**Task objective:**
Please reproduce the entries exactly, skipping each picture.
##### The records #####
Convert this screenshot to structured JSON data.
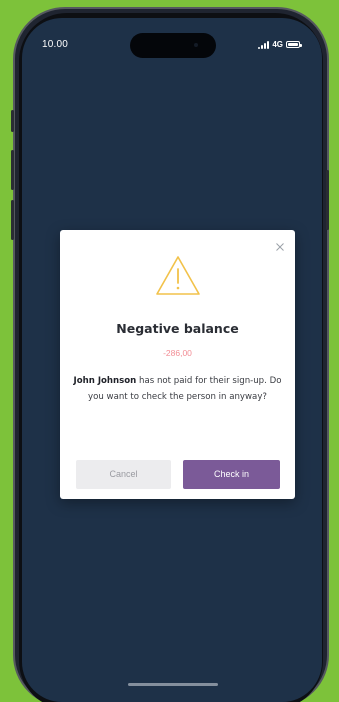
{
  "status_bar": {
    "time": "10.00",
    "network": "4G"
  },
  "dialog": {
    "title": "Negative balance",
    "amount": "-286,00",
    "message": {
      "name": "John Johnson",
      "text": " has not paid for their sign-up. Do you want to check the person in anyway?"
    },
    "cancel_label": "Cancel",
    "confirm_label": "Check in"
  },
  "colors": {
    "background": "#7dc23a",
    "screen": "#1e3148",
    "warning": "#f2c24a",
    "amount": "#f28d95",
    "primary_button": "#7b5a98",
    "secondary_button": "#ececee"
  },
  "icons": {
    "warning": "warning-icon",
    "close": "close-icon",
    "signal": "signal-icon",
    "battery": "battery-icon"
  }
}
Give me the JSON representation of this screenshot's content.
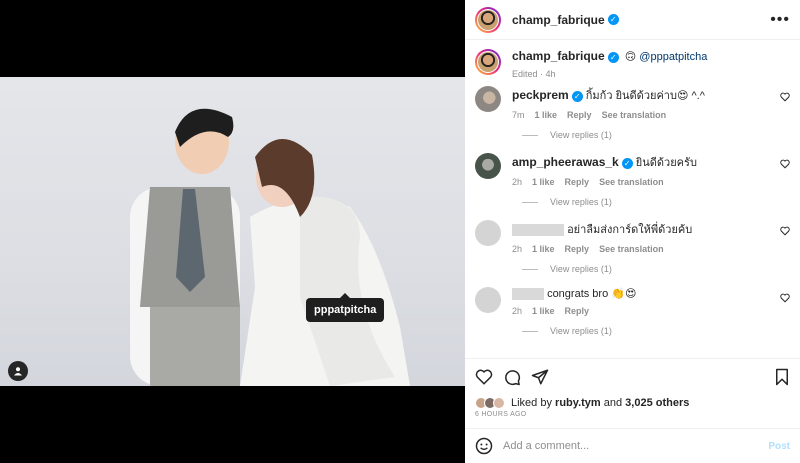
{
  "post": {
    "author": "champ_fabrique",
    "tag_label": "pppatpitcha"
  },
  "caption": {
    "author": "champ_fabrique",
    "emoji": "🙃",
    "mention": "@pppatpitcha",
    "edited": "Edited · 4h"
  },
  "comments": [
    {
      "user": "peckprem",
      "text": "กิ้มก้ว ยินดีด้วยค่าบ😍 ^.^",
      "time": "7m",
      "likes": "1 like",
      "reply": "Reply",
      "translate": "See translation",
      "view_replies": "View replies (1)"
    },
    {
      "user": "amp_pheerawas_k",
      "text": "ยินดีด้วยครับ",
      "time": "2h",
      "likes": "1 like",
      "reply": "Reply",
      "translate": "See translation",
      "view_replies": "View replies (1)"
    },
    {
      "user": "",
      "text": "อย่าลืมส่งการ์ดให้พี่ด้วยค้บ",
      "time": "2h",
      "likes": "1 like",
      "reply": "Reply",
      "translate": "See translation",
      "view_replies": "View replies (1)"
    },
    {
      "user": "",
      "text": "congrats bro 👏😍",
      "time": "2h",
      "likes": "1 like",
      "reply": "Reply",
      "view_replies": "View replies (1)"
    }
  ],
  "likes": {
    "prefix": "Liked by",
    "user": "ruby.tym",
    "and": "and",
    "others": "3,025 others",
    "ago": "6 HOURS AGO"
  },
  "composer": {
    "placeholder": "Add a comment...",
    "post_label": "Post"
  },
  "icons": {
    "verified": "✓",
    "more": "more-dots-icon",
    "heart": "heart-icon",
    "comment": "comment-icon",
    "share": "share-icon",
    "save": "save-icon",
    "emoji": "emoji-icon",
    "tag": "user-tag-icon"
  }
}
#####
**Result:**
Convert this screenshot to structured JSON data.
{
  "status_bar": {
    "time": "10.00",
    "network": "4G"
  },
  "dialog": {
    "title": "Negative balance",
    "amount": "-286,00",
    "message": {
      "name": "John Johnson",
      "text": " has not paid for their sign-up. Do you want to check the person in anyway?"
    },
    "cancel_label": "Cancel",
    "confirm_label": "Check in"
  },
  "colors": {
    "background": "#7dc23a",
    "screen": "#1e3148",
    "warning": "#f2c24a",
    "amount": "#f28d95",
    "primary_button": "#7b5a98",
    "secondary_button": "#ececee"
  },
  "icons": {
    "warning": "warning-icon",
    "close": "close-icon",
    "signal": "signal-icon",
    "battery": "battery-icon"
  }
}
Give me the JSON representation of this screenshot's content.
{
  "post": {
    "author": "champ_fabrique",
    "tag_label": "pppatpitcha"
  },
  "caption": {
    "author": "champ_fabrique",
    "emoji": "🙃",
    "mention": "@pppatpitcha",
    "edited": "Edited · 4h"
  },
  "comments": [
    {
      "user": "peckprem",
      "text": "กิ้มก้ว ยินดีด้วยค่าบ😍 ^.^",
      "time": "7m",
      "likes": "1 like",
      "reply": "Reply",
      "translate": "See translation",
      "view_replies": "View replies (1)"
    },
    {
      "user": "amp_pheerawas_k",
      "text": "ยินดีด้วยครับ",
      "time": "2h",
      "likes": "1 like",
      "reply": "Reply",
      "translate": "See translation",
      "view_replies": "View replies (1)"
    },
    {
      "user": "",
      "text": "อย่าลืมส่งการ์ดให้พี่ด้วยค้บ",
      "time": "2h",
      "likes": "1 like",
      "reply": "Reply",
      "translate": "See translation",
      "view_replies": "View replies (1)"
    },
    {
      "user": "",
      "text": "congrats bro 👏😍",
      "time": "2h",
      "likes": "1 like",
      "reply": "Reply",
      "view_replies": "View replies (1)"
    }
  ],
  "likes": {
    "prefix": "Liked by",
    "user": "ruby.tym",
    "and": "and",
    "others": "3,025 others",
    "ago": "6 HOURS AGO"
  },
  "composer": {
    "placeholder": "Add a comment...",
    "post_label": "Post"
  },
  "icons": {
    "verified": "✓",
    "more": "more-dots-icon",
    "heart": "heart-icon",
    "comment": "comment-icon",
    "share": "share-icon",
    "save": "save-icon",
    "emoji": "emoji-icon",
    "tag": "user-tag-icon"
  }
}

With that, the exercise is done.